- tracking (which move to follow the sun).
Tracking array frames are normally controlled by an electric motor or a refrigerant gas. They are designed to provide more electrical power output throughout every day of the year (there may be some power used to provide the tracking, but this will normally be less than the additional power output obtained). However, they work better in dry desert climates than in New Zealand’s wetter and cloudier climates. They are more expensive than the alternatives, require more maintenance and may be less reliable. Therefore, it is almost always more economical to use more array frames to increase power output than to employ tracking frames.
The array frame must be installed to ensure it:
- meets wind and seismic loading requirements
- is isolated to prevent electrochemical corrosion with different metals in the solar panels or the building fabric – New Zealand metal roof manufacturers specify a 100 mm gap so that panel installations allow for roof washing and do not void roof warranties
- allows adequate airflow behind the panels to provide cooling – approximately a 100 mm gap for crystalline silicon panels.
While PV panels in array frames are still the most popular option in New Zealand, there is now another choice. With building-integrated photovoltaics (BIPV), the roof cladding, wall cladding etc. have solar cells built into them. Fully integrated systems act as solar panels and also provide the required building element functions of strength, weathertightness and durability. The first building elements with this feature used in New Zealand homes have been roof tiles.
The output of a PV panel is DC electricity. DC electricity needs to be converted to AC electricity before it can be used within the house or sent back into the electricity grid. DC electricity is converted into AC electricity by a device known as an inverter. An inverter used in PV systems also include additional control functions as well.
The wiring between the PV array and the inverter needs to be isolated from other household wiring and needs to be in its own trunking.
Consents and permits
Consents for installations may be required if the roof is penetrated or if an installation may have an impact on a neighbour’s property. This is at the discretion of the local council. The property owner will need to apply to the local lines company to allow the solar PV system to be connected to the grid.
In the case of grid-connected systems, in order to receive money for the surplus generation, an agreement needs to be reached with the electricity retailer. Systems must meet the requirements of AS/NZS 4777.2:2015 Grid connection of energy systems via inverters – Part 2: Inverter requirements and AS/NZS 5033:2012 Installation and safety requirements of Photovoltaic (PV) arrays.
Stand-alone power systems must meet the requirements of AS/NZS 4509 and battery installations must meet AS 4086 as well as NZS 4219.
The design and installation of the system should be carried out by skilled tradespeople to ensure safety and energy-efficient outcomes, and work must meet the requirements of AS/NZS 3000:2018 Wiring rules.
Insurance coverage is as for all other electrical equipment, although the building owner may want to check the limits of coverage with their insurer.

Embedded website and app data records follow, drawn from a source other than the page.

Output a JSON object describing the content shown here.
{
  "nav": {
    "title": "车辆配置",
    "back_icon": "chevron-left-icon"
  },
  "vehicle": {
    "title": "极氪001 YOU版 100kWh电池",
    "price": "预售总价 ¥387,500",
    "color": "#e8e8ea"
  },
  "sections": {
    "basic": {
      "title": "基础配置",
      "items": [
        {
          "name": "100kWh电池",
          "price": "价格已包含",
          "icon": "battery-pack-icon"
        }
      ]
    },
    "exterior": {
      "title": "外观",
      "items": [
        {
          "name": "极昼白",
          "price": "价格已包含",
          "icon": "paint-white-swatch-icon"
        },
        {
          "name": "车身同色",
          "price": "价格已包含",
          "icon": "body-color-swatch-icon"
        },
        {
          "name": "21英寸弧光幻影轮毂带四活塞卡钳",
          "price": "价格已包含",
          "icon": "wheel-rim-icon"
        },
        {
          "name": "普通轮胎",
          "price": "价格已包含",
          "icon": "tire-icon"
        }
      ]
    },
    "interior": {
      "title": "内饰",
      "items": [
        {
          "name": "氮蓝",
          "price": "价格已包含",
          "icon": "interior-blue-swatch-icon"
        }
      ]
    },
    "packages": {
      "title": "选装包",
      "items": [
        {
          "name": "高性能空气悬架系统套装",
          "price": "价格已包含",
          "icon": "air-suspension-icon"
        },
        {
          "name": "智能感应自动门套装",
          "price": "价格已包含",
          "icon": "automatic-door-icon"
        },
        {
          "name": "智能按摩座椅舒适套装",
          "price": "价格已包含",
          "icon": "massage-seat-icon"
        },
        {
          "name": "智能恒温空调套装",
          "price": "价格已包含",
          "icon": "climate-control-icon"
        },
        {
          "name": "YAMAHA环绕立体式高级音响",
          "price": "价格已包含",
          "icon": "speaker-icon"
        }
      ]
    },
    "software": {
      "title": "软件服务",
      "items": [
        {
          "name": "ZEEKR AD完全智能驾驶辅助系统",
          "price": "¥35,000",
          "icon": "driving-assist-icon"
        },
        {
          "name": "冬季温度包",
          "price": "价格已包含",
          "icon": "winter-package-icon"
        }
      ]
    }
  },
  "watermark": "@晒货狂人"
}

The costs of PV systems have dropped in recent years – a Westpac publication shows that a 3kW system that cost $11,000 in 2013 would only cost on average $9,000 in 2019. To show an acceptable financial return, however, systems must still be located, designed and installed properly. More information about financial returns of PV systems can be found in the BRANZ Factsheet Sustainable Construction #2 Photovoltaic (PV) design.
In remote locations, the cost of connection to the electricity distribution grid (which can be between $20,000 and $25,000 per kilometre) makes photovoltaic systems more immediately economic.
Many PV systems allow remote monitoring to provide feedback on performance and to provide alerts if something goes wrong. Monitoring can be integrated with various smart devices such as smartphones, tablet computers and PCs. Usually, the systems rely on wifi and broadband.
Updated: 21 September 2020